Putting together a kit
The other advantage of an accurate site survey is it allows a specific kit of equipment to be compiled for a job, rather than filling a truck with whatever might be needed. That said, it is never possible to predict with 100 per cent accuracy exactly what equipment will be needed—there may still be the occasional last-minute trip to a hardware store!
A typical toolkit will include a cordless drill with a variety of bits, stud finder, screwdriver, level, hammer, pencil, socket wrench, stepladder, tape measure, sheetrock saw, Category 5 (Cat5) termination tools and tester, extension cord and Universal Serial Bus (USB) keyboard, mouse and flash drive. Other must-have items include black wire ties, industrial-strength Velcro and wire and jack labels. At the ‘nice-to-have’ level are Category 6 (Cat6) cable, wall jacks and plates, eight-conductor modular plugs, cable covers and an assortment of togglers and lag bolts.
Another question is whether or not the site can receive and store equipment relating to its digital signage network. Office buildings usually can, while retail stores and restaurants generally cannot. This will affect kitting, shipping and staging.
For multiple installation locations, density is a factor in deciding whether to centralize storage or ship direct. It is important to tightly co-ordinate shipping logistics with the installation schedule, so as to help minimize the risk of lost or mishandled equipment and to avoid having to abort installations when the equipment is not on-site on time.
For larger, repeatable digital signage deployments, an installation manual should be created, with lots of pictures and a minimum of words, as it needs to be short and easy to read. Pictures are helpful at identifying key deliverables—such as ensuring the mount is level on the wall—that are important for the installer to know in advance.
The manual should not only align its outlined steps with those of the actual installation, but also highlight the most important and/or most frequently skipped steps (e.g. “Call before you leave the site”). With this in mind, it is a good idea to test the guide against an actual installation or two (or more).
Tapping into infrastructure
Digital signage depends on IT network infrastructure, which must be considered on a site-by-site basis.
In a retail store, for example, there is often already a corporate IT network, but one that is kept secure, as it handles point-of-sale (POS) transactions and other sensitive data. So, the installer will usually need to put in a parallel network instead of using the existing one.
In other cases, a suitable network may be already in place and operational, but additional equipment might still be needed to support the media players (e.g. extra ports, switches and wireless routers) and the network may need to be specially configured to support the screens.
The question of who provides the network needs to be asked at the outset, in relation to where the screens will be installed and what the project is intended to achieve. These cannot be afterthoughts. The network is the most underestimated ‘time sink’ in digital signage installations.
Similarly, power outlet locations must be clearly specified to an electrician, including their exact distance above the floor and horizontal range from fixed landmarks on the walls. The outlets should be completely hidden behind the installed displays. Studs and other obstacles can also affect outlet locations.

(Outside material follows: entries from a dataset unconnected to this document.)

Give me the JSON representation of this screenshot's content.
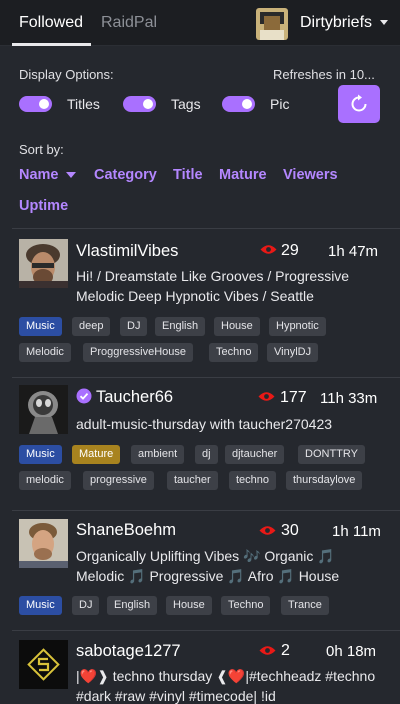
{
  "header": {
    "tabs": [
      {
        "label": "Followed"
      },
      {
        "label": "RaidPal"
      }
    ],
    "user": {
      "name": "Dirtybriefs"
    }
  },
  "options": {
    "display_label": "Display Options:",
    "refresh_label": "Refreshes in 10...",
    "toggles": [
      {
        "label": "Titles",
        "on": true
      },
      {
        "label": "Tags",
        "on": true
      },
      {
        "label": "Pic",
        "on": true
      }
    ]
  },
  "sort": {
    "label": "Sort by:",
    "options": [
      "Name",
      "Category",
      "Title",
      "Mature",
      "Viewers",
      "Uptime"
    ]
  },
  "streams": [
    {
      "name": "VlastimilVibes",
      "viewers": "29",
      "uptime": "1h 47m",
      "title": "Hi! / Dreamstate Like Grooves / Progressive Melodic Deep Hypnotic Vibes / Seattle",
      "tags": [
        "Music",
        "deep",
        "DJ",
        "English",
        "House",
        "Hypnotic",
        "Melodic",
        "ProggressiveHouse",
        "Techno",
        "VinylDJ"
      ]
    },
    {
      "name": "Taucher66",
      "viewers": "177",
      "uptime": "11h 33m",
      "title": "adult-music-thursday with taucher270423",
      "tags": [
        "Music",
        "Mature",
        "ambient",
        "dj",
        "djtaucher",
        "DONTTRY",
        "melodic",
        "progressive",
        "taucher",
        "techno",
        "thursdaylove"
      ]
    },
    {
      "name": "ShaneBoehm",
      "viewers": "30",
      "uptime": "1h 11m",
      "title": "Organically Uplifting Vibes 🎶 Organic 🎵 Melodic 🎵 Progressive 🎵 Afro 🎵 House",
      "tags": [
        "Music",
        "DJ",
        "English",
        "House",
        "Techno",
        "Trance"
      ]
    },
    {
      "name": "sabotage1277",
      "viewers": "2",
      "uptime": "0h 18m",
      "title": "|❤️❱ techno thursday ❰❤️|#techheadz #techno #dark #raw #vinyl #timecode| !id",
      "tags": []
    }
  ],
  "colors": {
    "accent": "#a970ff",
    "category_tag": "#2c4ea3",
    "mature_tag": "#a8831f",
    "live_eye": "#e91916"
  }
}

A dedicated circuit breaker is helpful to keeping digital signage on continually, but it too will involve considerations of distances from panels to outlets, any obstacles along the routing path, conduits, space in the electrical panel for new breakers and access to the electrical room.